Items from an interface collection
____

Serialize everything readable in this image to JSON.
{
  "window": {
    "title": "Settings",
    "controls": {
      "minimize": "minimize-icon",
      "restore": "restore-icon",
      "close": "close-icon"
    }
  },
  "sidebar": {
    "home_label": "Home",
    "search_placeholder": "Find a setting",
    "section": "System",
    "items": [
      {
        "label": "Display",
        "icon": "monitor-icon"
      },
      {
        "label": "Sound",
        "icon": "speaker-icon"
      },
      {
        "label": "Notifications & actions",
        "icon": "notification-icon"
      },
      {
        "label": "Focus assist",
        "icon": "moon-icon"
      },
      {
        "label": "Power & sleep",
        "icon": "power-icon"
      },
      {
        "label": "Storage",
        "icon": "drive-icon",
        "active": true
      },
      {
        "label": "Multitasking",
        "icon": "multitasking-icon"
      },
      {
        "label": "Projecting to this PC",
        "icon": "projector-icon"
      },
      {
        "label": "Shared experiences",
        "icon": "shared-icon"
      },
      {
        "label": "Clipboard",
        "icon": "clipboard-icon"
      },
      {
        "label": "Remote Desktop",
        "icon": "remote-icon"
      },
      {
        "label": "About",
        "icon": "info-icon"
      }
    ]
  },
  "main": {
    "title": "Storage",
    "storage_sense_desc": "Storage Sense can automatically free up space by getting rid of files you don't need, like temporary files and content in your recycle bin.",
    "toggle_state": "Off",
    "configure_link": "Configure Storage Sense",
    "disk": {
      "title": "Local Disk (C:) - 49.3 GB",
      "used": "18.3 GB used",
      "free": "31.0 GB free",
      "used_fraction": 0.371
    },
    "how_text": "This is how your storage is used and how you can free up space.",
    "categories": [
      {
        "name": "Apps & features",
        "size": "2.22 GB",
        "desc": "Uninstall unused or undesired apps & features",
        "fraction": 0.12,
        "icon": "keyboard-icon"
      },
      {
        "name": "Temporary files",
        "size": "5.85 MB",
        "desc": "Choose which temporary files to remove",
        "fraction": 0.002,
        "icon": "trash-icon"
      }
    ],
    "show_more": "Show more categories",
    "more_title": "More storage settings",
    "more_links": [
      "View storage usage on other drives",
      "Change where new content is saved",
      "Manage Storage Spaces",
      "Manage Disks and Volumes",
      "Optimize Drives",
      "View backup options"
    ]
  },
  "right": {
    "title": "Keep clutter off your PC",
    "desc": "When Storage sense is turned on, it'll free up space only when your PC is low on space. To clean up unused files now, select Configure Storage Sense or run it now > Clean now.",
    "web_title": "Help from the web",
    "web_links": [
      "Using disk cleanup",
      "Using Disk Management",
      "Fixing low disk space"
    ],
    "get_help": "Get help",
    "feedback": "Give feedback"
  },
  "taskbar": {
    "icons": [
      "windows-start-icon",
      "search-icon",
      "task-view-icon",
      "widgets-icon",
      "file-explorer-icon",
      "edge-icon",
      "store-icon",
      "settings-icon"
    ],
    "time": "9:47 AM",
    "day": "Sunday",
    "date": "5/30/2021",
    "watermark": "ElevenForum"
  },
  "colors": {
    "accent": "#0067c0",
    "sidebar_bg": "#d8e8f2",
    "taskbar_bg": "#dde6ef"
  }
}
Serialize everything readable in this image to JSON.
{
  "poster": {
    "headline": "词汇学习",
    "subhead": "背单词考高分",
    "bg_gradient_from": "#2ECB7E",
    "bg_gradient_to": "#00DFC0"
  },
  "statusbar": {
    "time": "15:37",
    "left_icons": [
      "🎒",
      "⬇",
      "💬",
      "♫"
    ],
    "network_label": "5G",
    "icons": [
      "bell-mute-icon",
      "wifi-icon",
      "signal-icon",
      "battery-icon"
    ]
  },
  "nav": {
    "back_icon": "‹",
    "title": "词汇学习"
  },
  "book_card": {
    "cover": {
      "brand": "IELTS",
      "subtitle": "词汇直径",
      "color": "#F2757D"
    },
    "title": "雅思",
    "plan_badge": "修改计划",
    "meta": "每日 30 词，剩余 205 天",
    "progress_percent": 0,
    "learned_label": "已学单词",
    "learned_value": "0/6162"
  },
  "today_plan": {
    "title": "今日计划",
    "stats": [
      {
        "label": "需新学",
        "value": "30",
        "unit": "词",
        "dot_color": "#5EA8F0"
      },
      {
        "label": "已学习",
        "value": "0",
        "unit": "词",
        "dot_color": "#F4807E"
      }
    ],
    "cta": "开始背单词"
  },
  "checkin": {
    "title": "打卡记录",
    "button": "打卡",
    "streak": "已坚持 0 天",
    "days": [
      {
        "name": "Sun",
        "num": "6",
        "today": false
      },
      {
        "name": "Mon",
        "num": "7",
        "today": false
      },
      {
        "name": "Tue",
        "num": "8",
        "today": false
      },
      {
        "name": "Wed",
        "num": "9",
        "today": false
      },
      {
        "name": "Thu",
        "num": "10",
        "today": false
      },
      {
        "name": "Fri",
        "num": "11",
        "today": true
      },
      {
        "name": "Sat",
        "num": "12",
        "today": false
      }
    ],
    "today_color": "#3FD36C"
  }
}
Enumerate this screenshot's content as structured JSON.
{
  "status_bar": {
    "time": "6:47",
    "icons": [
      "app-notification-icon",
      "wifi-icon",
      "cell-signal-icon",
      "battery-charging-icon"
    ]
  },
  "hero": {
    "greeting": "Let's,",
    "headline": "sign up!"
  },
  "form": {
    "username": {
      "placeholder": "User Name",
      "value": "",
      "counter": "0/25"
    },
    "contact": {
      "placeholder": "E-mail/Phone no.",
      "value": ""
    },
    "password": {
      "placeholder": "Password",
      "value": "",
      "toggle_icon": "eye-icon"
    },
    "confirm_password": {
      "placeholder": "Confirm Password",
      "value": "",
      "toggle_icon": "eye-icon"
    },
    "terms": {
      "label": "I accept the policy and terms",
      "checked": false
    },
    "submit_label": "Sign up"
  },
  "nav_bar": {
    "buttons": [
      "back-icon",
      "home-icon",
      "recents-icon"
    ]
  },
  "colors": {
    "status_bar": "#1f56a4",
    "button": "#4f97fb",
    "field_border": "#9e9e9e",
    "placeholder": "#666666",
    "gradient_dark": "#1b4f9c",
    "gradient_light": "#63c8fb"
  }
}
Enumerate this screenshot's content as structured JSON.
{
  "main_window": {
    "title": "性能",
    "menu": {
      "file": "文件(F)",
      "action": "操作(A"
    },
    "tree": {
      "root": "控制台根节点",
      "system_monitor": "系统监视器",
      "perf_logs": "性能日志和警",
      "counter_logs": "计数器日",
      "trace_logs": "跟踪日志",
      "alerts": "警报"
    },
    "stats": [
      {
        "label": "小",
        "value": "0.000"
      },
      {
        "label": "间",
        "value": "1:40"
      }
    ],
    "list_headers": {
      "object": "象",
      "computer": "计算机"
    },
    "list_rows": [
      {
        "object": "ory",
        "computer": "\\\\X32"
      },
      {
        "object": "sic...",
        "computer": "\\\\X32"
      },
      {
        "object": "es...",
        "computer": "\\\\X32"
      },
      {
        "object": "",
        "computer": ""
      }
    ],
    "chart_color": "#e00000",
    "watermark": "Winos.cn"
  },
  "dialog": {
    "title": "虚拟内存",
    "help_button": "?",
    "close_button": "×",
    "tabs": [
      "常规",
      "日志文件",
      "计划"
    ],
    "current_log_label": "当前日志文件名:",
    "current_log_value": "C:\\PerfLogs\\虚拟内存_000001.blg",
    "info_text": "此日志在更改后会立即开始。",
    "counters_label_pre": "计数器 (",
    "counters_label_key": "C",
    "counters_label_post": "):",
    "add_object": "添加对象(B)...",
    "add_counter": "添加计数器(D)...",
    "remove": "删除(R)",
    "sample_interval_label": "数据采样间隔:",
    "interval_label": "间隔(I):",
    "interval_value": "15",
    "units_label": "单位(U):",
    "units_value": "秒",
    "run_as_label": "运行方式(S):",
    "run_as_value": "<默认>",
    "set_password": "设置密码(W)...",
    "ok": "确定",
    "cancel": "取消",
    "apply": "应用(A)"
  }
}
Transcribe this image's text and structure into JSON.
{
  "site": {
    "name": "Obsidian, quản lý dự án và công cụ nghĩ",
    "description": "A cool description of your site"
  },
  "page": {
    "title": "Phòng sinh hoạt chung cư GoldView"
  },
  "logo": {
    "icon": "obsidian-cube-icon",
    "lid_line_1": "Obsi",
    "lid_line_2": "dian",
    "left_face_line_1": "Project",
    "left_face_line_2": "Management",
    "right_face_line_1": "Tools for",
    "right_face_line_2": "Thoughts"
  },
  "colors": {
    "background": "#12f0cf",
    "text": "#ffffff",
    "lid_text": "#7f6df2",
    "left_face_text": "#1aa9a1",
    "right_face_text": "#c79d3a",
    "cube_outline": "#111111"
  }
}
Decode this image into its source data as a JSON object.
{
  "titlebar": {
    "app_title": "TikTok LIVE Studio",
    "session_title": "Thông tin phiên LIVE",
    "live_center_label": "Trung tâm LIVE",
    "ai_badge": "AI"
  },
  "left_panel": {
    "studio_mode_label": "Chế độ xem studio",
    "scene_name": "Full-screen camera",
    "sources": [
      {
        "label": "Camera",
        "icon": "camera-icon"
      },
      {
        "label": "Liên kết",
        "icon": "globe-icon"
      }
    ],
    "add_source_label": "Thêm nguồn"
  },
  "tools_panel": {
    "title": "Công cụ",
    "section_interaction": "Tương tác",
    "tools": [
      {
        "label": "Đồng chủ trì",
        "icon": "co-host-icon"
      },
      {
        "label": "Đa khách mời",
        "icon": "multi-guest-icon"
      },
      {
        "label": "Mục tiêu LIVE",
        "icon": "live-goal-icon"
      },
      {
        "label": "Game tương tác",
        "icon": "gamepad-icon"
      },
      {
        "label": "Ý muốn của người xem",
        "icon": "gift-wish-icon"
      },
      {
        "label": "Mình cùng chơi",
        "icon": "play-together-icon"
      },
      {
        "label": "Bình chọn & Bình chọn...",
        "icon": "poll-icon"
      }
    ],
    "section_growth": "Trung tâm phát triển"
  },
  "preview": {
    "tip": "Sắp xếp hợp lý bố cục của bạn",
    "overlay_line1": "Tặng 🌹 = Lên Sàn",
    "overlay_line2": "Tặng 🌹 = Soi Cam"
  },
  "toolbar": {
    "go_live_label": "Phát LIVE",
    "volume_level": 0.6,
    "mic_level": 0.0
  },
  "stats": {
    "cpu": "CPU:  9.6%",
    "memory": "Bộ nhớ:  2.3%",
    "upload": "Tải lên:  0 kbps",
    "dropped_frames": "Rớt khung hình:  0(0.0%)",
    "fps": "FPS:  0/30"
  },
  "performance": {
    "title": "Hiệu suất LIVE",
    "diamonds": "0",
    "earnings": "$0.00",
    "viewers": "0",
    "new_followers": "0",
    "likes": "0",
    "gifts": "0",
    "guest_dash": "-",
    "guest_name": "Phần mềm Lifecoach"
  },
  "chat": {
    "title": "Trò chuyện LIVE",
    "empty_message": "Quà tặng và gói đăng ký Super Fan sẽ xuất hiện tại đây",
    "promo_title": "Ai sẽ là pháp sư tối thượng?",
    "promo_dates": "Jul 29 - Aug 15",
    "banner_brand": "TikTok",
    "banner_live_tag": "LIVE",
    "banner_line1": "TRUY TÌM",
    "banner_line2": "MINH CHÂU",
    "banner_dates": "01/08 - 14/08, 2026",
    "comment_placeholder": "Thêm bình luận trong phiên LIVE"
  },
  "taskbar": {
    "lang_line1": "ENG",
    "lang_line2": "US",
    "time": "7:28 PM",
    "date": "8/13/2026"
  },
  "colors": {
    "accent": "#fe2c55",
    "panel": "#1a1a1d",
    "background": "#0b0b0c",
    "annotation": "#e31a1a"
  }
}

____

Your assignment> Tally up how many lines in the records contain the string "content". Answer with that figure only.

Answer> 4